April 4, 2011
It started out sounding like squirrels running across the roof, then raccoons (Big ones), and finally, a large herd of cows. Bert (our cat) hid under the bed. (He is terrified of storms.) I was terrified for our car. I turned to my husband and said, “Quick, we need to do whatever is necessary to get the van in the garage!” He just shook his head at me and said that we would never manage it. (Our remodeling materials are taking up all the available space in the garage right now.)
All we could do was stare hopelessly at each other and wince at the especially loud thumps and the crashes as hail smashed on the roof and metal rain cap of the chimney.
And then I remembered the cold frames. . . .
It hailed on and off for what really was a short time (but felt like longer) and then rained heavily and hailed some more. When there was a pause, I grabbed a flashlight and ventured outside to assess the damage. My husband had just finished the new second frame before dark that day. I was relieved to find both cold frames in good shape and covered the planted one with Styrofoam board just in case it started to hail again.
We had reconnected the tandem rain barrels (on the south side of the house near the frames) to the gutters earlier in the day. I heard them filling rapidly as it began to rain again. I quickly scanned the patio for hail stones to bring in the house. I found some unbroken in the hosta beds. They were already starting to melt. It began to thunder, and the lightning was close to overhead, so I decided it would be smart to go back in the house.
These were the biggest hail stones I’ve seen since we moved to this little farm in town.
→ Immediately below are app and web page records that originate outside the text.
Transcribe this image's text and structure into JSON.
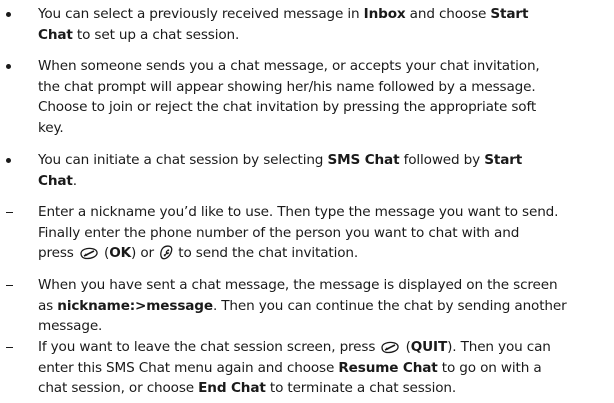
{
  "items": [
    {
      "lines": [
        [
          "You can select a previously received message in ",
          {
            "b": "Inbox"
          },
          " and choose ",
          {
            "b": "Start"
          }
        ],
        [
          {
            "b": "Chat"
          },
          " to set up a chat session."
        ]
      ]
    },
    {
      "lines": [
        [
          "When someone sends you a chat message, or accepts your chat invitation,"
        ],
        [
          "the chat prompt will appear showing her/his name followed by a message."
        ],
        [
          "Choose to join or reject the chat invitation by pressing the appropriate soft"
        ],
        [
          "key."
        ]
      ]
    },
    {
      "lines": [
        [
          "You can initiate a chat session by selecting ",
          {
            "b": "SMS Chat"
          },
          " followed by ",
          {
            "b": "Start"
          }
        ],
        [
          {
            "b": "Chat"
          },
          "."
        ]
      ]
    },
    {
      "lines": [
        [
          "Enter a nickname you’d like to use. Then type the message you want to send."
        ],
        [
          "Finally enter the phone number of the person you want to chat with and"
        ],
        [
          "press ",
          {
            "icon": "soft-key-icon"
          },
          " (",
          {
            "b": "OK"
          },
          ") or ",
          {
            "icon": "send-key-icon"
          },
          " to send the chat invitation."
        ]
      ]
    },
    {
      "lines": [
        [
          "When you have sent a chat message, the message is displayed on the screen"
        ],
        [
          "as ",
          {
            "b": "nickname:>message"
          },
          ". Then you can continue the chat by sending another"
        ],
        [
          "message."
        ]
      ]
    },
    {
      "lines": [
        [
          "If you want to leave the chat session screen, press ",
          {
            "icon": "soft-key-icon"
          },
          " (",
          {
            "b": "QUIT"
          },
          "). Then you can"
        ],
        [
          "enter this SMS Chat menu again and choose ",
          {
            "b": "Resume Chat"
          },
          " to go on with a"
        ],
        [
          "chat session, or choose ",
          {
            "b": "End Chat"
          },
          " to terminate a chat session."
        ]
      ]
    }
  ]
}
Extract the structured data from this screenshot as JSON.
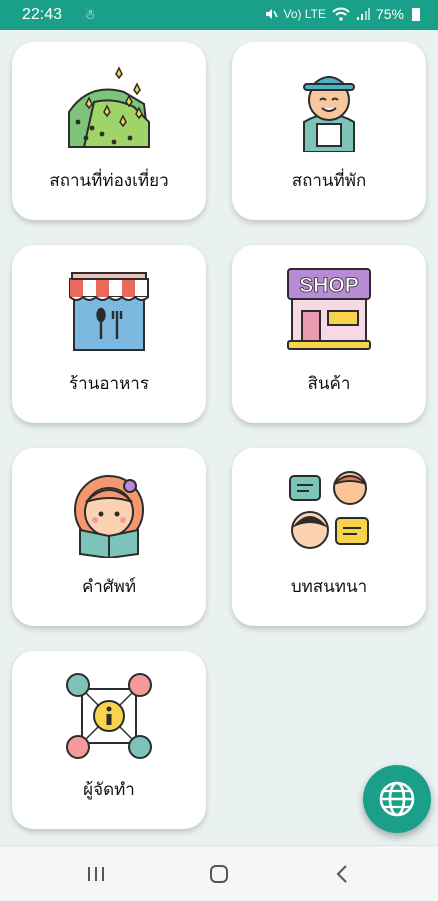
{
  "status_bar": {
    "time": "22:43",
    "notification": "☃",
    "battery_percent": "75%",
    "icons": [
      "mute-icon",
      "volte-icon",
      "wifi-icon",
      "signal-icon",
      "battery-icon"
    ],
    "volte": "Vo) LTE"
  },
  "menu": {
    "items": [
      {
        "label": "สถานที่ท่องเที่ยว",
        "icon": "tulip-field-icon"
      },
      {
        "label": "สถานที่พัก",
        "icon": "traveler-icon"
      },
      {
        "label": "ร้านอาหาร",
        "icon": "restaurant-icon"
      },
      {
        "label": "สินค้า",
        "icon": "shop-icon"
      },
      {
        "label": "คำศัพท์",
        "icon": "girl-reading-icon"
      },
      {
        "label": "บทสนทนา",
        "icon": "conversation-icon"
      },
      {
        "label": "ผู้จัดทำ",
        "icon": "info-network-icon"
      }
    ],
    "shop_sign": "SHOP"
  },
  "fab": {
    "icon": "globe-icon"
  },
  "colors": {
    "accent": "#1aa088",
    "background": "#eaf1f1"
  }
}
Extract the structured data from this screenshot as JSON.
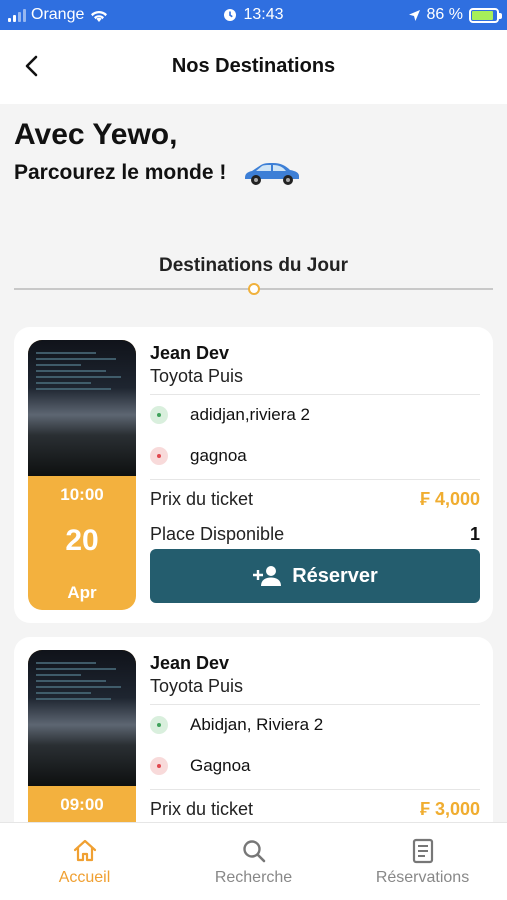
{
  "status_bar": {
    "carrier": "Orange",
    "time": "13:43",
    "battery": "86 %"
  },
  "header": {
    "title": "Nos Destinations"
  },
  "intro": {
    "title": "Avec Yewo,",
    "subtitle": "Parcourez le monde !"
  },
  "section": {
    "title": "Destinations du Jour"
  },
  "cards": [
    {
      "driver": "Jean Dev",
      "car": "Toyota Puis",
      "from": "adidjan,riviera 2",
      "to": "gagnoa",
      "price_label": "Prix du ticket",
      "price": "₣ 4,000",
      "seats_label": "Place Disponible",
      "seats": "1",
      "time": "10:00",
      "day": "20",
      "month": "Apr",
      "button": "Réserver"
    },
    {
      "driver": "Jean Dev",
      "car": "Toyota Puis",
      "from": "Abidjan, Riviera 2",
      "to": "Gagnoa",
      "price_label": "Prix du ticket",
      "price": "₣ 3,000",
      "time": "09:00"
    }
  ],
  "bottom_nav": [
    {
      "label": "Accueil",
      "icon": "home-icon",
      "active": true
    },
    {
      "label": "Recherche",
      "icon": "search-icon",
      "active": false
    },
    {
      "label": "Réservations",
      "icon": "list-icon",
      "active": false
    }
  ],
  "colors": {
    "accent": "#f0ad30",
    "button": "#245d6e",
    "status_bar": "#2f6fe0"
  }
}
I am thankful that we didn’t get the golf ball-size hail other areas experienced. We may have to touch up the car’s paint job, but at least my greens were unharmed! Begonia